#BeInformed: What you should know about Breast Cancer Screening
There are many reasons to dislike the ‘C’ word for Cancer. In the first place, our exact understanding of what causes cancer is still very limited. And in most cases, cancer treatment requires radical therapeutic procedures like radiotherapy or chemotherapy, each of which has their own very strong side effects. The closest breakthrough from scientific knowledge for the prevention of cancers is that:
- #Healthy-living by eating right, No Tobacco, and avoiding obesity and limiting alcohol intake reduces the likelihood of cancers (and other chronic diseases like diabetes, hypertension, heart diseases); and
- As a rule of thumb, cancer survival is best when caught early; and this is the premise for advocating the importance of undergoing regular screening exercises and creating more awareness for people to know what to look out for.
Breast and Cervical cancer are the commonest cancers in females all over the world.
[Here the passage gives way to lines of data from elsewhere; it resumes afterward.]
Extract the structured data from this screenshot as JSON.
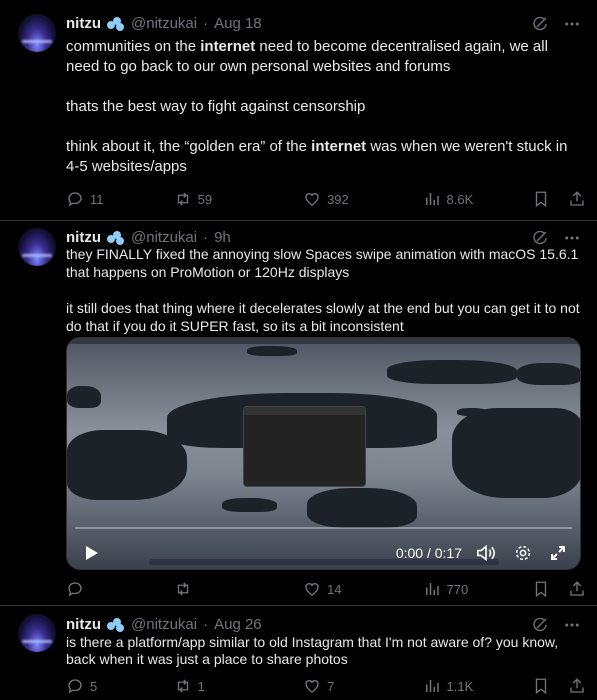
{
  "tweets": [
    {
      "author": "nitzu",
      "handle": "@nitzukai",
      "time": "Aug 18",
      "separator": "·",
      "paragraphs": [
        [
          "communities on the ",
          "internet",
          " need to become decentralised again, we all need to go back to our own personal websites and forums"
        ],
        [
          "thats the best way to fight against censorship"
        ],
        [
          "think about it, the “golden era” of the ",
          "internet",
          " was when we weren't stuck in 4-5 websites/apps"
        ]
      ],
      "stats": {
        "replies": "11",
        "reposts": "59",
        "likes": "392",
        "views": "8.6K"
      }
    },
    {
      "author": "nitzu",
      "handle": "@nitzukai",
      "time": "9h",
      "separator": "·",
      "paragraphs": [
        [
          "they FINALLY fixed the annoying slow Spaces swipe animation with macOS 15.6.1 that happens on ProMotion or 120Hz displays"
        ],
        [
          "it still does that thing where it decelerates slowly at the end but you can get it to not do that if you do it SUPER fast, so its a bit inconsistent"
        ]
      ],
      "video": {
        "time_display": "0:00 / 0:17",
        "progress": 0.0
      },
      "stats": {
        "replies": "",
        "reposts": "",
        "likes": "14",
        "views": "770"
      }
    },
    {
      "author": "nitzu",
      "handle": "@nitzukai",
      "time": "Aug 26",
      "separator": "·",
      "paragraphs": [
        [
          "is there a platform/app similar to old Instagram that I'm not aware of? you know, back when it was just a place to share photos"
        ]
      ],
      "stats": {
        "replies": "5",
        "reposts": "1",
        "likes": "7",
        "views": "1.1K"
      }
    }
  ],
  "icons": {
    "grok": "grok-icon",
    "more": "more-icon",
    "reply": "reply-icon",
    "repost": "repost-icon",
    "like": "like-icon",
    "views": "views-icon",
    "bookmark": "bookmark-icon",
    "share": "share-icon",
    "play": "play-icon",
    "volume": "volume-icon",
    "settings": "settings-icon",
    "fullscreen": "fullscreen-icon"
  },
  "colors": {
    "background": "#000000",
    "text": "#e7e9ea",
    "muted": "#71767b",
    "divider": "#2f3336",
    "verified": "#8ecdf8"
  }
}
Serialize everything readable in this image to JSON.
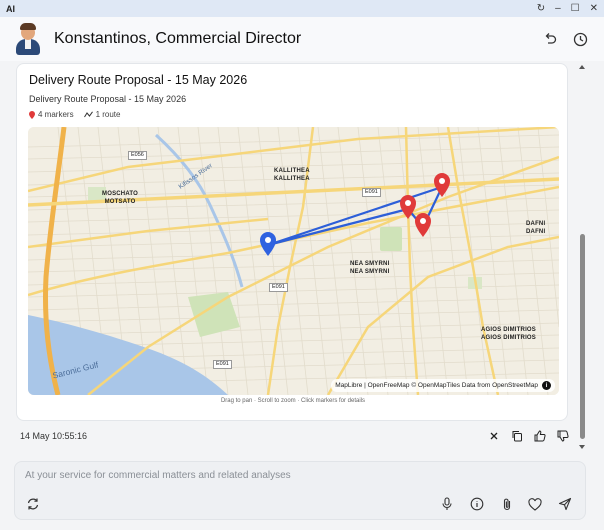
{
  "titlebar": {
    "app_name": "AI"
  },
  "header": {
    "title": "Konstantinos, Commercial Director"
  },
  "card": {
    "title": "Delivery Route Proposal - 15 May 2026",
    "subtitle": "Delivery Route Proposal - 15 May 2026",
    "markers_count": "4 markers",
    "routes_count": "1 route"
  },
  "map": {
    "places": {
      "kallithea": "KALLITHEA",
      "kallithea_gr": "KALLITHEA",
      "moschato": "MOSCHATO",
      "moschato_gr": "MOTSATO",
      "nea_smyrni": "NEA SMYRNI",
      "nea_smyrni_gr": "NEA SMYRNI",
      "dafni": "DAFNI",
      "dafni_gr": "DAFNI",
      "agios_dimitrios": "AGIOS DIMITRIOS",
      "agios_dimitrios_gr": "AGIOS DIMITRIOS"
    },
    "roads": {
      "e056": "E056",
      "e091_a": "E091",
      "e091_b": "E091",
      "e091_c": "E091"
    },
    "water": {
      "gulf": "Saronic Gulf",
      "river": "Kifissos River"
    },
    "attribution": "MapLibre | OpenFreeMap © OpenMapTiles Data from OpenStreetMap",
    "attribution_info": "i",
    "hint": "Drag to pan · Scroll to zoom · Click markers for details",
    "colors": {
      "route": "#2d5fd8",
      "start_marker": "#2f62e0",
      "stop_marker": "#e03a3a"
    }
  },
  "message": {
    "timestamp": "14 May 10:55:16"
  },
  "composer": {
    "placeholder": "At your service for commercial matters and related analyses"
  }
}
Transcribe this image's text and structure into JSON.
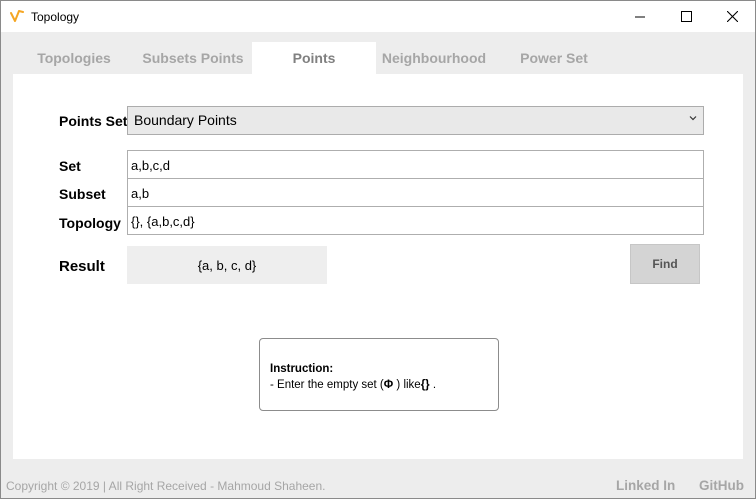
{
  "window": {
    "title": "Topology",
    "accent_color": "#f5a623"
  },
  "tabs": [
    {
      "label": "Topologies",
      "active": false
    },
    {
      "label": "Subsets Points",
      "active": false
    },
    {
      "label": "Points",
      "active": true
    },
    {
      "label": "Neighbourhood",
      "active": false
    },
    {
      "label": "Power Set",
      "active": false
    }
  ],
  "form": {
    "points_set_label": "Points Set",
    "points_set_value": "Boundary Points",
    "set_label": "Set",
    "set_value": "a,b,c,d",
    "subset_label": "Subset",
    "subset_value": "a,b",
    "topology_label": "Topology",
    "topology_value": "{}, {a,b,c,d}",
    "result_label": "Result",
    "result_value": "{a, b, c, d}",
    "find_label": "Find"
  },
  "instruction": {
    "title": "Instruction:",
    "text_prefix": "- Enter the empty set (",
    "phi": "Φ",
    "text_middle": " ) like",
    "braces": "{}",
    "text_suffix": " ."
  },
  "footer": {
    "copyright": "Copyright © 2019 | All Right Received - Mahmoud Shaheen.",
    "linkedin": "Linked In",
    "github": "GitHub"
  }
}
For Breast Cancer, the current advice is: frequent breast examinations and periodic mammograms.
Breast self examinations, BSE are to be done frequently so that every woman is expected to get used to ‘feeling her normal breast tissue’. That way, she can easily notice an anomaly such as a lump or skin change if any arises. Clinical Breast Examination, CBE is similar but done by a doctor/nurse. But this hardly suffices because many times, some breast cancers start off as really small lumps that can very easily be missed out by touching alone, hence the need for the mammogram.
Mammography is the use of a special x-ray machine to take pictures of the breast tissue and it is generally advised that all women above 50 years should do a periodic mammogram. Globally, the UK has the best and most organized breast screening program which started since 1988 and they invite women between the ages of 50 – 70 (now 47 – 73) years for screening every 3 years. (The US Centre for Disease Control, CDC recommends every 2 years, while the decision for women between 40-49 years should be individualized and discussed with her personal doctor based on her risk factors like genetics or family history).
What does a Mammogram result mean?
Many women’s results from breast screening exercises come out as normal. A few others that do not look normal are then called back for a more comprehensive follow-up. Cancers accidentally picked up at this stage would have eventually being found later- but it may be too late by then. Follow-up at this point is typically an offer for early treatment for either a lumpectomy (lump removal) or a mastectomy (breast removal) and possibly alongside with other treatment options like chemotherapy or radiotherapy.
HOWEVER, some tumours found by a mammogram may never develop further to become life threatening. This is where it gets somewhat tricky because: to date, there is NO WAY for doctors to know which cancer will progress further or not at this stage. This then justifies the next rational question: are breast cancers over-diagnosed?
Over-diagnosis of Breast Cancers?
This question of possibly over-diagnosing (overdiagnosis here meaning, “Cancers detected at breast screening that would not have otherwise become clinically apparent in the woman’s lifetime”) has been on raising a debate about whether breast cancer screening benefits out-weighs its harms or not.
Last week, The Lancet published the findings of an independent panel that was established to review breast cancer screening in the UK. They found that:
“Routine breast screening leads to a 20% relative risk reduction compared with no screening. This means for every 235 women invited for screening, one breast cancer death will be prevented, representing 43 breast cancer deaths prevented per 10 000 women aged 50 years invited to screening for the next 20 years. Additionally, the Panel found that some overdiagnosis occurs. 19% of breast cancers diagnosed in women invited for screening would not have caused any problem if left undiagnosed and untreated (a rate of 129 per 10 000 women). However, owing to the scarcity of reliable data in this area, more research is needed to accurately assess the magnitude of overdiagnosis.”
According to Cancer Research UK, here are the figures simplified:
“For every breast cancer death prevented through screening, about 3 women will have treatment for a cancer that would not have caused them problems. Their doctor would not have known that at the time because they can’t reliably tell which breast cancers are life threatening and which aren’t.”
With all of this in mind, the Independent Panel, Cancer Research UK, and even the women in a focus group all still concluded that going ahead with regular breast cancer screening exercises is the current best option. The new emphasis is that this information should be made available in a transparent and objective way to women invited to screening so that they can make informed decisions.
As the popular saying goes; “Prevention is better than cure!”